Still smarting from the loss of the iconic Durban Designer Collection, the East Coast fashion fraternity was understandably sceptical. Now, 10 years down the line, the harshest of critics have been silenced and many new names added to the still evolving Durban hall of fashion fame.
Bit by bit, the eThekwini municipality has added to the event – first, a specialist men’s fashion showing which elevated the event to that of glitzy fashion weeks in Johannesburg and Cape Town. Then, an awards evening that enabled it to recognise major contributors to what still remains a struggling local industry.
Most importantly, thanks to the input of fashion stalwarts such as Greg Wallace and Terence Bray, the DFF Mentorship Programme has become the backbone of the event and has enabled newcomers to not only hone their skills but evolve into confident professionals. The end result has been the evolution and success of brands such as Zarth, House of St Luke, Martin John Steenkamp and more.
Even industry newcomers have come a long way from those early days when skew hems, puckered seams and dangling threads were quite common. Now finishes and fits are as they should be and there is a steady stream of fashion innovation that has embraced real life fashion, catering to everything from teens to plus sizes.
This all said, the choice of the theme Reflections for this year’s event is particularly relevant. Taking place from December 15 to 17, DFF 2021 will feature some well-known names including Martin John Steenkamp, Mita-N, Duke, Karen Monk Klijnstra, Quitera, House of Alfalfa, Leigh Shubert and House of St Luke as well as a showing from the DFF Emporium and fashion design newcomers in the form of the Class of 2021 Showcase on the closing night.
But many big Durban design names are missing as is the support of the retail fraternity which, ironically, is having to rely more and more on the local clothing and footwear industries in the wake of massive global supply chain issues.
Also missing are the so-called “rest of Africa” designers who have really embraced the DFF over the years.
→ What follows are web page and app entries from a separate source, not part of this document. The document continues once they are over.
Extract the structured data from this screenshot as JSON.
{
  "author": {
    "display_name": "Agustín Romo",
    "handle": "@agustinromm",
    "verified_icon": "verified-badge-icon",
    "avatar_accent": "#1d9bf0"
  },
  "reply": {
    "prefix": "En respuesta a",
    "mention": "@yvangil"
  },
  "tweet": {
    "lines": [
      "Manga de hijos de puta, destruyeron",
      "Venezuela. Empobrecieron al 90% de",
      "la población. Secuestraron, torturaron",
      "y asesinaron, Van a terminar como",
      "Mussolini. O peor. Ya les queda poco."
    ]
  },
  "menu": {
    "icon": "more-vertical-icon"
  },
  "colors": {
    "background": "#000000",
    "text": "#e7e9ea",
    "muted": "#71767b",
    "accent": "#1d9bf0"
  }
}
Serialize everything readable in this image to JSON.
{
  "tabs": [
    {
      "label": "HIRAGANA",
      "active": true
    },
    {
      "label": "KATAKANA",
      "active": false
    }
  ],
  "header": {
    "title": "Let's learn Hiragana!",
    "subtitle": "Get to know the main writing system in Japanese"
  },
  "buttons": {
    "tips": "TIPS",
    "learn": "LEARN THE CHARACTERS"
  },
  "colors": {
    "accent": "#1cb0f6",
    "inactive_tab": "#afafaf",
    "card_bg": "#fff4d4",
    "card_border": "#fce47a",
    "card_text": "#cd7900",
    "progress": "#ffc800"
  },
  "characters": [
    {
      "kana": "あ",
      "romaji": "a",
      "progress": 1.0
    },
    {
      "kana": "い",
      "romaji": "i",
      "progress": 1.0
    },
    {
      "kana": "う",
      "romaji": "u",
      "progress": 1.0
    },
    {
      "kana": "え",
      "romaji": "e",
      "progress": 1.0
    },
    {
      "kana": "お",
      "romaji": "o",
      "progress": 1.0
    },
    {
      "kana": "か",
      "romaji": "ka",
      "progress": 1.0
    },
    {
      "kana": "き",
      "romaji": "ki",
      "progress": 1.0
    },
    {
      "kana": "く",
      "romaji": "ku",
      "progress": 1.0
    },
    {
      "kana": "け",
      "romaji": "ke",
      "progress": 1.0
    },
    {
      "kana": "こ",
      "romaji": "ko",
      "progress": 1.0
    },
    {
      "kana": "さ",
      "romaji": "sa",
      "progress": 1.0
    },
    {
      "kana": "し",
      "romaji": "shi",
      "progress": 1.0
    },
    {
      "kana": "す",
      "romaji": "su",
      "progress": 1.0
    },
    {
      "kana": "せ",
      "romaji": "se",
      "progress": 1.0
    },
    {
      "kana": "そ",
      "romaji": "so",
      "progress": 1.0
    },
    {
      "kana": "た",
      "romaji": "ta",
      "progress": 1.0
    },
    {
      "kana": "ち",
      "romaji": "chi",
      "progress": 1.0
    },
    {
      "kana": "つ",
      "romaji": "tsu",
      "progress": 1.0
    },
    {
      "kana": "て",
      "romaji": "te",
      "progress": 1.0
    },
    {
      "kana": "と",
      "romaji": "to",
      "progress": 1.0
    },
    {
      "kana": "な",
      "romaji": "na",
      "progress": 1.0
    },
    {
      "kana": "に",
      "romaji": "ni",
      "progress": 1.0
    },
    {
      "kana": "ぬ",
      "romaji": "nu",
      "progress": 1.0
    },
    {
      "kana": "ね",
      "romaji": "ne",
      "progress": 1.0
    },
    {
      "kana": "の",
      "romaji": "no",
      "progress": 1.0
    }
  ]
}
That suggests that the slightly paired back nature of this year’s event, which features 12 shows held over the three days, is more a reflection of the times and the fall-out from the pandemic and the struggling economy than it is a suggestion of any flagging enthusiasm from the hosting municipality or designers.
Designers from across the continent cannot travel while cash strapped designers don’t have the luxury of a textile sponsor this time round.
But, despite the pitfalls of the pandemic, 2021 has come with a fair number of achievements on the part of Durban designers.
Mxolisi Luke Mkhize from House of Saint Luke has gone from his first showing as a DFF mentee to showcasing his designs in Africa while his compatriot Eli Ball from Made in Africa has wowed fashionistas on runways in Paris.
Makhosazane Ntshangase from Sistas Felas is one of many Durban designers who have dressed big names in the entertainment industry including former Miss Universe Zozibini Tunzi, media personality Somizi Mhlongo, Ayanda Ncwane and Nonkanyiso Chonco.
This year, four DFF mentees (Nompumelelo Mjadu, Sipho Lushaba, Mbali Zulu, and Sandile Sikhakhane) became the first ever South African designers to team up with Mr Price Sport to design Team SA’s opening ceremony outfits for the Tokyo 2020 Olympic Games.
The number of DFF Emporiums, which provide retail platforms for up and coming designers to sell their creations at mainstream malls has grown from one at Umlazi Mega City to three.
In the words of eThekwini Mayor Councillor Mxolisi Kaunda: “(This year) not only are we able to look back on the many achievements made over the past decade, but we can also celebrate the platforms that we have created for emerging designers,” he said.
“The DFF has and will continue to provide an important platform for talent and skills development. It has already played an important role in building the Durban fashion industry which has helped us to grow the economy and create jobs,” said Mayor Kaunda.
You can support Durban’s designers and help grow the local fashion industry by attending the event. To view the DFF fashion show schedule, click on this link: https://bit.ly/3lO4Ukw
Tickets are available for R100 per show at all Boxer and Pick ‘n Pay stores as well as from www.webtickets.co.za. There are also day passes for just R250 or an all-inclusive three-day pass for R500.
Alternatively, follow on this link to purchase your ticket: https://www.webtickets.co.za/v2/Event.aspx?itemid=1509820428
For more information on the DFF email: firstname.lastname@example.org or call 079 626 9856 during office hours.